Having recently attended a forum of experienced industry experts it was interesting to see what they perceived to be the major challenges facing the lending industry at the present time.
The uncertainty in the Buy to Let (BTL) market, the use of Fintech and the perennial problem of lending into retirement dominated the conversation. We will look at all 3 over the next few weeks, but in this commentary, we will focus on the BTL sector.
With over £40 billion of BTL mortgages completing in 2016, it is the highest completion figure recorded since 2007. Statistically, over 60% of the mortgage activity in 2016 was landlords re-mortgaging existing loans. They took advantage of some very attractive rates, trying to beat the 3% stamp duty levy introduced in April 2016 and/or trying to complete before the introduction of the new minimum underwriting standards introduced for BTL mortgages in January 2017.
Undoubtedly, there is a further test to come in the BTL sector with the second stage of PRA changes to be applied from 30 September 2017. Portfolio landlords who are defined as “professional landlords” (with four or more mortgaged BTL properties) will come under the microscope. Lenders are expected to bring in specialist underwriting processes to deal with the new regulations, which will include requests for accounts or tax returns, tax overviews, SA302s, business plans, cash flow forecasts and bank statements.
Where there is concern there is often opportunity. For example, PWC predicts that by 2025, 7.2m households will be in rented accommodation, compared with 5.4m today and just 2.3m in 2001. This suggests that BTL borrowing will continue to grow.
It will need to; with a reported 28 applications in with the PRA and FCA for banking licenses, together with a further undisclosed number of non-bank applications in the pipeline, we have no doubt that those applicants will have a BTL proposition in their armoury.

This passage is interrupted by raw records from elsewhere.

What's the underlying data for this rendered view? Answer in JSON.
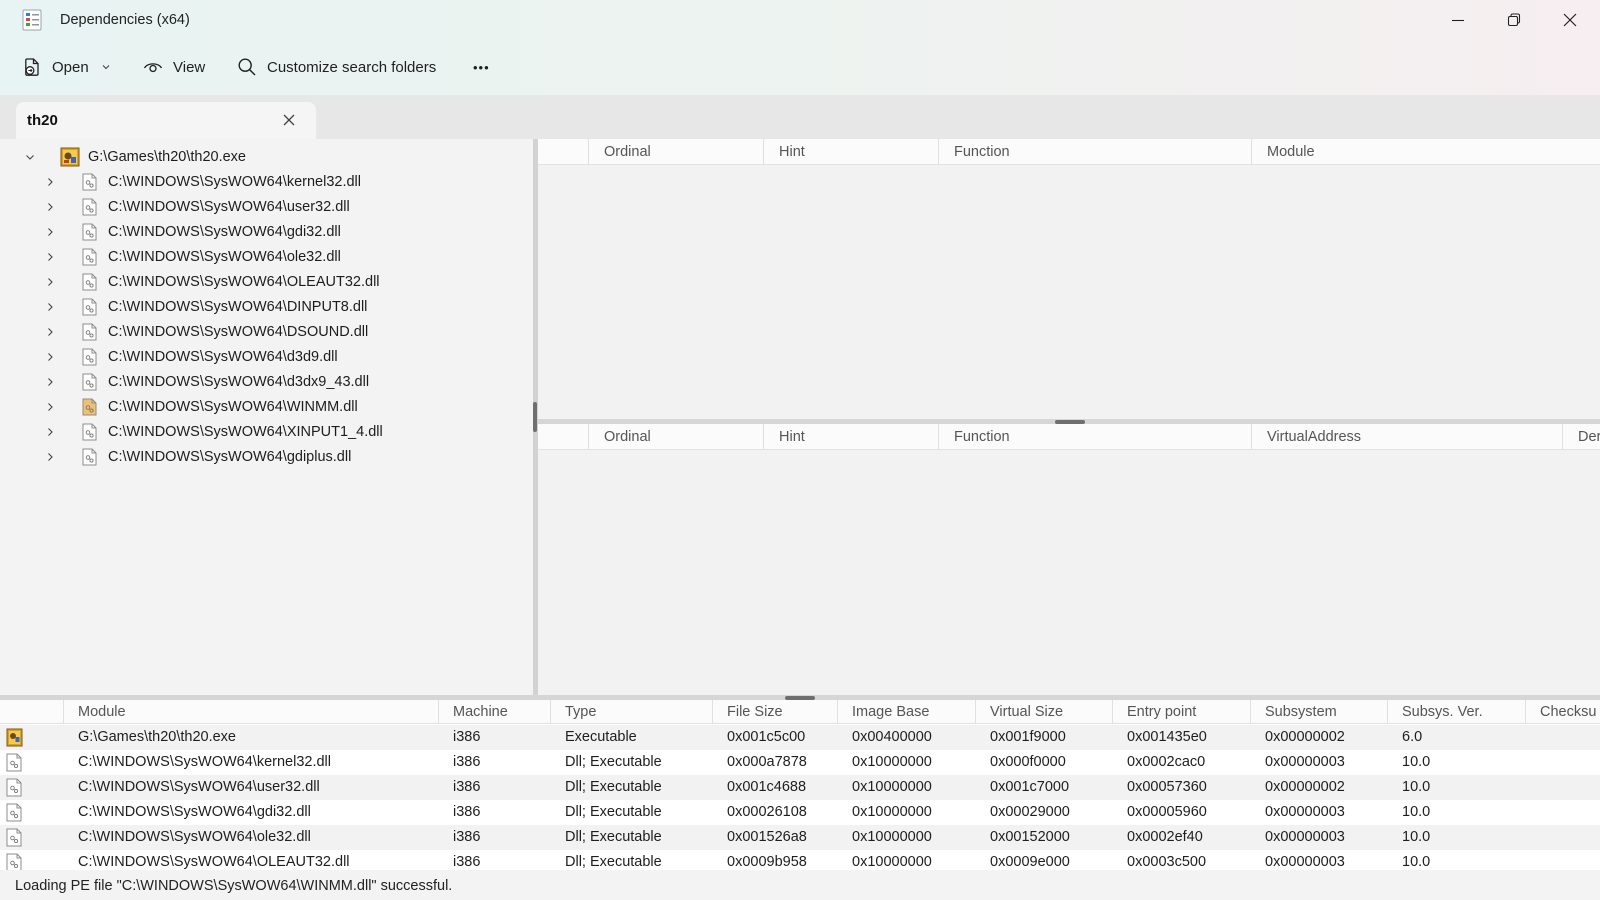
{
  "window": {
    "title": "Dependencies (x64)"
  },
  "toolbar": {
    "open_label": "Open",
    "view_label": "View",
    "customize_label": "Customize search folders",
    "more_label": "•••"
  },
  "tab": {
    "label": "th20"
  },
  "tree": {
    "root": {
      "label": "G:\\Games\\th20\\th20.exe",
      "icon": "game-exe-icon"
    },
    "children": [
      {
        "label": "C:\\WINDOWS\\SysWOW64\\kernel32.dll",
        "icon": "dll-file-icon"
      },
      {
        "label": "C:\\WINDOWS\\SysWOW64\\user32.dll",
        "icon": "dll-file-icon"
      },
      {
        "label": "C:\\WINDOWS\\SysWOW64\\gdi32.dll",
        "icon": "dll-file-icon"
      },
      {
        "label": "C:\\WINDOWS\\SysWOW64\\ole32.dll",
        "icon": "dll-file-icon"
      },
      {
        "label": "C:\\WINDOWS\\SysWOW64\\OLEAUT32.dll",
        "icon": "dll-file-icon"
      },
      {
        "label": "C:\\WINDOWS\\SysWOW64\\DINPUT8.dll",
        "icon": "dll-file-icon"
      },
      {
        "label": "C:\\WINDOWS\\SysWOW64\\DSOUND.dll",
        "icon": "dll-file-icon"
      },
      {
        "label": "C:\\WINDOWS\\SysWOW64\\d3d9.dll",
        "icon": "dll-file-icon"
      },
      {
        "label": "C:\\WINDOWS\\SysWOW64\\d3dx9_43.dll",
        "icon": "dll-file-icon"
      },
      {
        "label": "C:\\WINDOWS\\SysWOW64\\WINMM.dll",
        "icon": "dll-file-highlighted-icon"
      },
      {
        "label": "C:\\WINDOWS\\SysWOW64\\XINPUT1_4.dll",
        "icon": "dll-file-icon"
      },
      {
        "label": "C:\\WINDOWS\\SysWOW64\\gdiplus.dll",
        "icon": "dll-file-icon"
      }
    ]
  },
  "imports": {
    "columns": [
      "Ordinal",
      "Hint",
      "Function",
      "Module"
    ]
  },
  "exports": {
    "columns": [
      "Ordinal",
      "Hint",
      "Function",
      "VirtualAddress",
      "Der"
    ]
  },
  "modules": {
    "columns": [
      "Module",
      "Machine",
      "Type",
      "File Size",
      "Image Base",
      "Virtual Size",
      "Entry point",
      "Subsystem",
      "Subsys. Ver.",
      "Checksu"
    ],
    "rows": [
      {
        "icon": "game-exe-icon",
        "cells": [
          "G:\\Games\\th20\\th20.exe",
          "i386",
          "Executable",
          "0x001c5c00",
          "0x00400000",
          "0x001f9000",
          "0x001435e0",
          "0x00000002",
          "6.0"
        ]
      },
      {
        "icon": "dll-file-icon",
        "cells": [
          "C:\\WINDOWS\\SysWOW64\\kernel32.dll",
          "i386",
          "Dll; Executable",
          "0x000a7878",
          "0x10000000",
          "0x000f0000",
          "0x0002cac0",
          "0x00000003",
          "10.0"
        ]
      },
      {
        "icon": "dll-file-icon",
        "cells": [
          "C:\\WINDOWS\\SysWOW64\\user32.dll",
          "i386",
          "Dll; Executable",
          "0x001c4688",
          "0x10000000",
          "0x001c7000",
          "0x00057360",
          "0x00000002",
          "10.0"
        ]
      },
      {
        "icon": "dll-file-icon",
        "cells": [
          "C:\\WINDOWS\\SysWOW64\\gdi32.dll",
          "i386",
          "Dll; Executable",
          "0x00026108",
          "0x10000000",
          "0x00029000",
          "0x00005960",
          "0x00000003",
          "10.0"
        ]
      },
      {
        "icon": "dll-file-icon",
        "cells": [
          "C:\\WINDOWS\\SysWOW64\\ole32.dll",
          "i386",
          "Dll; Executable",
          "0x001526a8",
          "0x10000000",
          "0x00152000",
          "0x0002ef40",
          "0x00000003",
          "10.0"
        ]
      },
      {
        "icon": "dll-file-icon",
        "cells": [
          "C:\\WINDOWS\\SysWOW64\\OLEAUT32.dll",
          "i386",
          "Dll; Executable",
          "0x0009b958",
          "0x10000000",
          "0x0009e000",
          "0x0003c500",
          "0x00000003",
          "10.0"
        ]
      }
    ]
  },
  "status": {
    "text": "Loading PE file \"C:\\WINDOWS\\SysWOW64\\WINMM.dll\" successful."
  }
}
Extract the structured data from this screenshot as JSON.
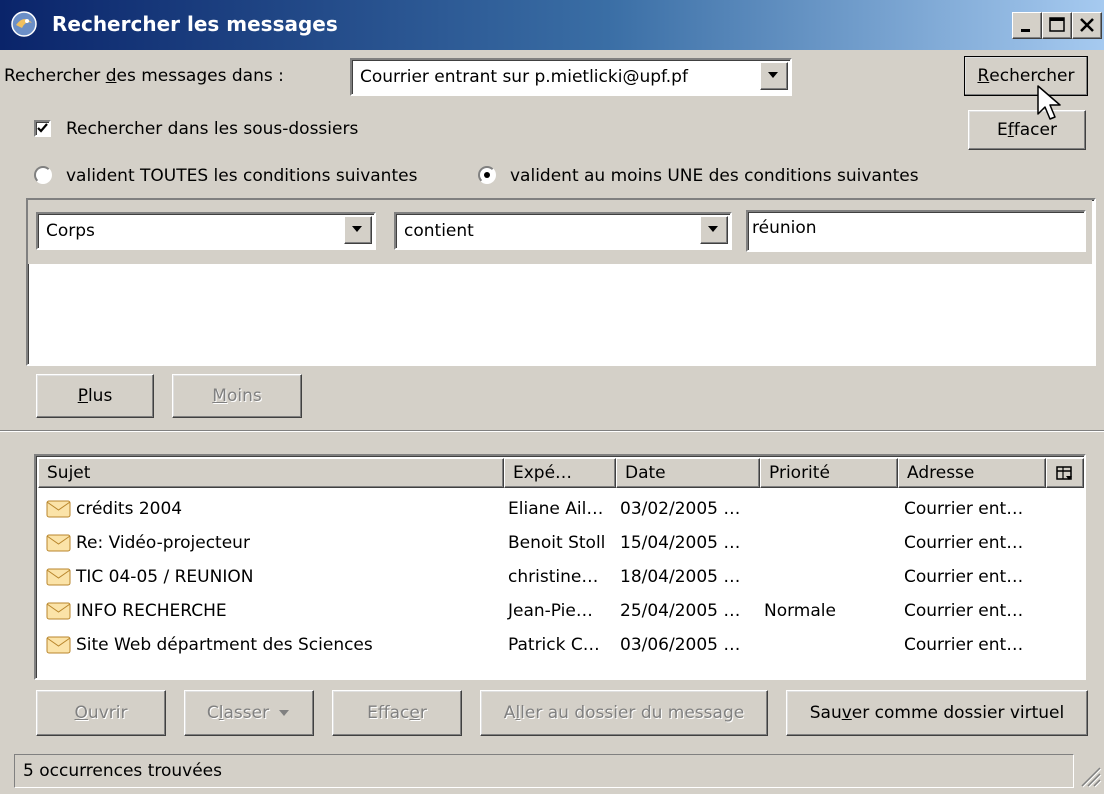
{
  "window": {
    "title": "Rechercher les messages",
    "icon": "thunderbird-icon"
  },
  "search": {
    "folder_label_before": "Rechercher ",
    "folder_label_mnemonic": "d",
    "folder_label_after": "es messages dans :",
    "folder_value": "Courrier entrant sur p.mietlicki@upf.pf",
    "search_button_before": "",
    "search_button_mnemonic": "R",
    "search_button_after": "echercher",
    "clear_button_before": "E",
    "clear_button_mnemonic": "f",
    "clear_button_after": "facer",
    "subfolders_label": "Rechercher dans les sous-dossiers",
    "subfolders_checked": true,
    "match_all_label": "valident TOUTES les conditions suivantes",
    "match_any_label": "valident au moins UNE des conditions suivantes",
    "selected_match": "any"
  },
  "criteria": {
    "field": "Corps",
    "operator": "contient",
    "value": "réunion",
    "more_mnemonic": "P",
    "more_rest": "lus",
    "less_mnemonic": "M",
    "less_rest": "oins"
  },
  "results": {
    "columns": [
      "Sujet",
      "Expé…",
      "Date",
      "Priorité",
      "Adresse"
    ],
    "rows": [
      {
        "subject": "crédits 2004",
        "sender": "Eliane Ail…",
        "date": "03/02/2005 …",
        "priority": "",
        "account": "Courrier ent…"
      },
      {
        "subject": "Re: Vidéo-projecteur",
        "sender": "Benoit Stoll",
        "date": "15/04/2005 …",
        "priority": "",
        "account": "Courrier ent…"
      },
      {
        "subject": "TIC 04-05 / REUNION",
        "sender": "christine…",
        "date": "18/04/2005 …",
        "priority": "",
        "account": "Courrier ent…"
      },
      {
        "subject": "INFO RECHERCHE",
        "sender": "Jean-Pie…",
        "date": "25/04/2005 …",
        "priority": "Normale",
        "account": "Courrier ent…"
      },
      {
        "subject": "Site Web départment des Sciences",
        "sender": "Patrick C…",
        "date": "03/06/2005 …",
        "priority": "",
        "account": "Courrier ent…"
      }
    ]
  },
  "actions": {
    "open_mnemonic": "O",
    "open_rest": "uvrir",
    "file_before": "C",
    "file_mnemonic": "l",
    "file_after": "asser",
    "delete_before": "Effac",
    "delete_mnemonic": "e",
    "delete_after": "r",
    "goto_before": "A",
    "goto_mnemonic": "l",
    "goto_after": "ler au dossier du message",
    "save_before": "Sau",
    "save_mnemonic": "v",
    "save_after": "er comme dossier virtuel"
  },
  "status": {
    "text": "5 occurrences trouvées"
  },
  "colors": {
    "title_start": "#0a246a",
    "title_end": "#a6caf0",
    "face": "#d4d0c8"
  }
}
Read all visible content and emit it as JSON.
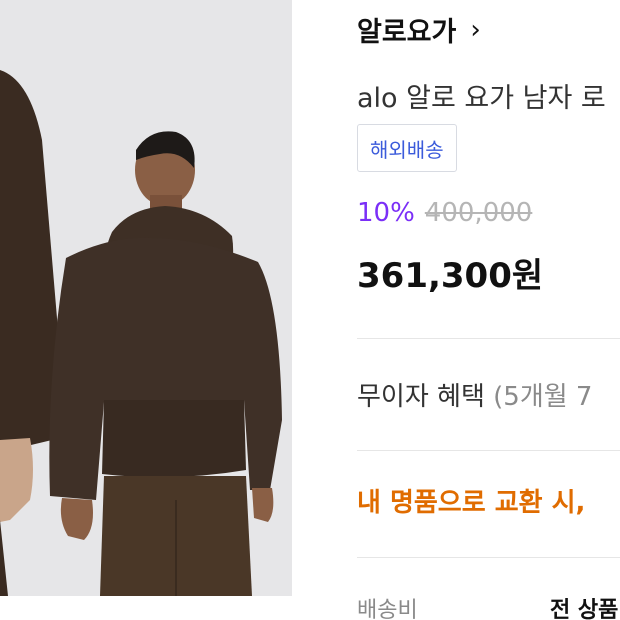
{
  "brand": {
    "name": "알로요가",
    "arrow": "›"
  },
  "product": {
    "name": "alo 알로 요가 남자 로"
  },
  "badge": {
    "label": "해외배송",
    "color": "#3b5bdb"
  },
  "price": {
    "discount_rate": "10%",
    "original": "400,000",
    "sale": "361,300원",
    "discount_color": "#7b2ff7"
  },
  "installment": {
    "label": "무이자 혜택",
    "detail": "(5개월 7"
  },
  "promo": {
    "text": "내 명품으로 교환 시, ",
    "color": "#e06c00"
  },
  "shipping": {
    "label": "배송비",
    "value": "전 상품"
  },
  "image": {
    "subject": "brown-hoodie-models"
  }
}
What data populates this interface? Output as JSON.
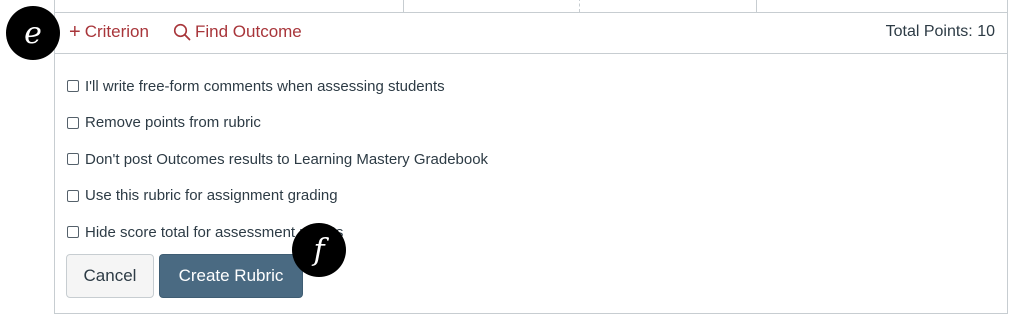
{
  "toolbar": {
    "add_criterion_label": "Criterion",
    "add_criterion_icon": "plus-icon",
    "find_outcome_label": "Find Outcome",
    "find_outcome_icon": "search-icon",
    "total_points": "Total Points: 10"
  },
  "options": [
    {
      "label": "I'll write free-form comments when assessing students",
      "checked": false
    },
    {
      "label": "Remove points from rubric",
      "checked": false
    },
    {
      "label": "Don't post Outcomes results to Learning Mastery Gradebook",
      "checked": false
    },
    {
      "label": "Use this rubric for assignment grading",
      "checked": false
    },
    {
      "label": "Hide score total for assessment results",
      "checked": false
    }
  ],
  "buttons": {
    "cancel": "Cancel",
    "create": "Create Rubric"
  },
  "markers": {
    "e": "e",
    "f": "f"
  },
  "colors": {
    "link": "#a8353a",
    "primary_button": "#4a6a82",
    "text": "#2d3b45"
  }
}
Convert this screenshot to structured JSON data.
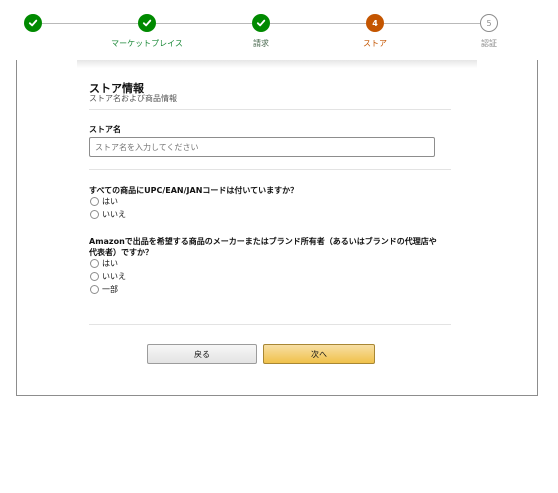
{
  "stepper": {
    "steps": [
      {
        "number": "",
        "label": "",
        "state": "done"
      },
      {
        "number": "",
        "label": "マーケットプレイス",
        "state": "done"
      },
      {
        "number": "",
        "label": "請求",
        "state": "done"
      },
      {
        "number": "4",
        "label": "ストア",
        "state": "current"
      },
      {
        "number": "5",
        "label": "認証",
        "state": "todo"
      }
    ]
  },
  "form": {
    "title": "ストア情報",
    "subtitle": "ストア名および商品情報",
    "store_name_label": "ストア名",
    "store_name_placeholder": "ストア名を入力してください",
    "store_name_value": "",
    "q1": {
      "text": "すべての商品にUPC/EAN/JANコードは付いていますか？",
      "options": [
        "はい",
        "いいえ"
      ]
    },
    "q2": {
      "text_line1": "Amazonで出品を希望する商品のメーカーまたはブランド所有者（あるいはブランドの代理店や",
      "text_line2": "代表者）ですか？",
      "options": [
        "はい",
        "いいえ",
        "一部"
      ]
    },
    "back_label": "戻る",
    "next_label": "次へ"
  },
  "colors": {
    "done": "#008a00",
    "current": "#c45500",
    "next_button": "#f0c14b"
  }
}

However, we wonder whether the market can support so many existing and new providers. Only those lenders that have strong enough business models, who can hold their nerve and avoid potential relaxation of criteria and price pressures will prosper.